If the problem is another directory in your case, lets say the root dir.

root@linux-server:~#  DIR='/';
root@linux-server:~# find $DIR -type f -empty > /root/empty_files_list.txt

4. Getting empty directories list


Under some case it might be that the server is overflowed with empty directories. This is also a thing some malicious cracker guy could do to your server if he can't root the server with some exploit but wants to bug you and 'show off his script kiddie 3l337 magic tricks' :). This is easily done with a perl / python or bash shell endless loop inside which a random file named millions of empty directories instead of files is created.

To look up for empty directories hence use:

root@linux-server:~# DIR='/home';
root@linux-server:~# find  $DIR . -type d -empty > /root/empty_directories_list.txt

 

5. Delete all empty files only to clean up inodes

Deletion of empty files will automatically free up the inodes occupied, to delete them.

root@linux-server:~# cd /path/containing/multiple/empty-dirs/
root@linux-server:~# find . -type f -empty -exec rm -fr {} \;

 

6. Delete all empty directories only to clean up inocommanddes

root@linux-server:~# find . -type d -empty -exec rm -fr {} \;

 

7. Delete all empty files and directories to clean up inodes

root@linux-server:~# cd /path/containing/multiple/empty-dirs/
root@linux-server:~# find . -empty -delete

 

8. Use find + xargs to delete if files count to delete is too high

root@linux-server:~# find . -empty | xargs rm -r


That's all folks ! Enjoy now your Filesystem to have retrieved back the lost inodes from the jump empty files or directories.

Happy cleaning  🙂

How to list all files and directories in Windows XP drive and save it to a file

Friday, December 10th, 2010

Reading Time: < 1minute
Yesterday I had this thing, by accident because of some misconfiguration of the domain controller here in the university. I can read some files and folders which were belonging to students and teachers here in the university. We had some great fun with my good old friend David. In checking up some trashy stuff.
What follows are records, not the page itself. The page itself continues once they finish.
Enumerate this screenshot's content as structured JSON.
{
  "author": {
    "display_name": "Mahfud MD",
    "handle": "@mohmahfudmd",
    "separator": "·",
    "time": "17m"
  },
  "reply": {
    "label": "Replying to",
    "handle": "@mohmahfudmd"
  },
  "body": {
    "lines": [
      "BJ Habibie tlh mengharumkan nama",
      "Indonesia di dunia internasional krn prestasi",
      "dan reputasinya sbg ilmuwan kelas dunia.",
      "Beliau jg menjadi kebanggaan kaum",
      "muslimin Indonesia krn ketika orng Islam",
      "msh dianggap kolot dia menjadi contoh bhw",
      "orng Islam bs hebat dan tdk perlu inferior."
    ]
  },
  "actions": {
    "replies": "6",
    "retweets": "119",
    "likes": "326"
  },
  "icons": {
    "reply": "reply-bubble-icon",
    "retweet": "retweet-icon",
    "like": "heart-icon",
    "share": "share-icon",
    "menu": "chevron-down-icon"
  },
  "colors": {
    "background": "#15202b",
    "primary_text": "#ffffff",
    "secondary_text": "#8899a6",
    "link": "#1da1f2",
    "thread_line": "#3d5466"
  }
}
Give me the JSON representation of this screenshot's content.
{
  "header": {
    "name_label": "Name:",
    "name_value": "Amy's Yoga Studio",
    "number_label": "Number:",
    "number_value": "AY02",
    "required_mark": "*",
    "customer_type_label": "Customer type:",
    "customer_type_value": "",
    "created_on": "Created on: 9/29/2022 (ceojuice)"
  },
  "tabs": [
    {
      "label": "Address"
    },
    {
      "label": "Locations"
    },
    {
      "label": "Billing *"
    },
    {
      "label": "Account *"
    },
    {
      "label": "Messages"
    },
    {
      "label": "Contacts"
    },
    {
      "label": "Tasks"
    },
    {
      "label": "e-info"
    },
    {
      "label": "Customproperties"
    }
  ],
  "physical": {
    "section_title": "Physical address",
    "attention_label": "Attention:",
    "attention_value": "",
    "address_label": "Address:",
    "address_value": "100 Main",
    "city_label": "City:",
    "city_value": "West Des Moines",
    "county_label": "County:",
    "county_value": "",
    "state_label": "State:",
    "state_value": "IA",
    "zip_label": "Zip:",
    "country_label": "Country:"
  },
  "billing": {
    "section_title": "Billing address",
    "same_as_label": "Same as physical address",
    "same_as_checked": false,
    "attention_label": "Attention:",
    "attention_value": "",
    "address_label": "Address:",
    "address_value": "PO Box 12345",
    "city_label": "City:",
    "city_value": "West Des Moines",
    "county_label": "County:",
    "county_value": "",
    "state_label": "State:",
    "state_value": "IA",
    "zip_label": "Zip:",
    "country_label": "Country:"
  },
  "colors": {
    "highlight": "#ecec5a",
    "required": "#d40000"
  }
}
It was rather interesting that one of the directory listings actually contained all the teachers computer usernames with it, therefore I needed a quick way to make all the files listing stored in a file in order to be able to later have this usernames listing stored in an MySQL or some other kind of database, after consulting few websites I came to the command to list all files and directories in the mapped sharing.

We first used the net use //workgroup/ J: to map the sharing in the workgroup and later we used the dir command as shown below to list all files and directories and store the data in a file.
So here is how you can also come with all your files and directories in your Windows drive stored in a file:

dir J: /s > c:somepathj_file.txt

Now if the files and directory is not too long you will have everything stored in j_file.txt in a couple of minutes time, however in our case the directory listing was huge so we had to wait for an hour and still the file was filling in 🙂

Howto delete empty directories in GNU /Linux with find linux command

Wednesday, April 7th, 2010

Reading Time: < 1minute
Ever wondered how you can delete all the empty directories in Linux?
I bet you did, there are many ways to achieve that in GNU/Linux, however here is one way you might go:
First it is probably a good idea to list the empty directories and examinethe empty directories before you take the next step and execute a command to delete them:

find . -depth -type d -empty

Now after you take a close look in the directories, next step to partake is delete the directories.

find . -depth -type d empty -exec rmdir {} ;

Be aware that in the above examples, the first one would list all directories in your current directory in which you
execute the command, the second example will delete all the empty directories starting from your current directory unto thedeepest located empty directory in the directory tree.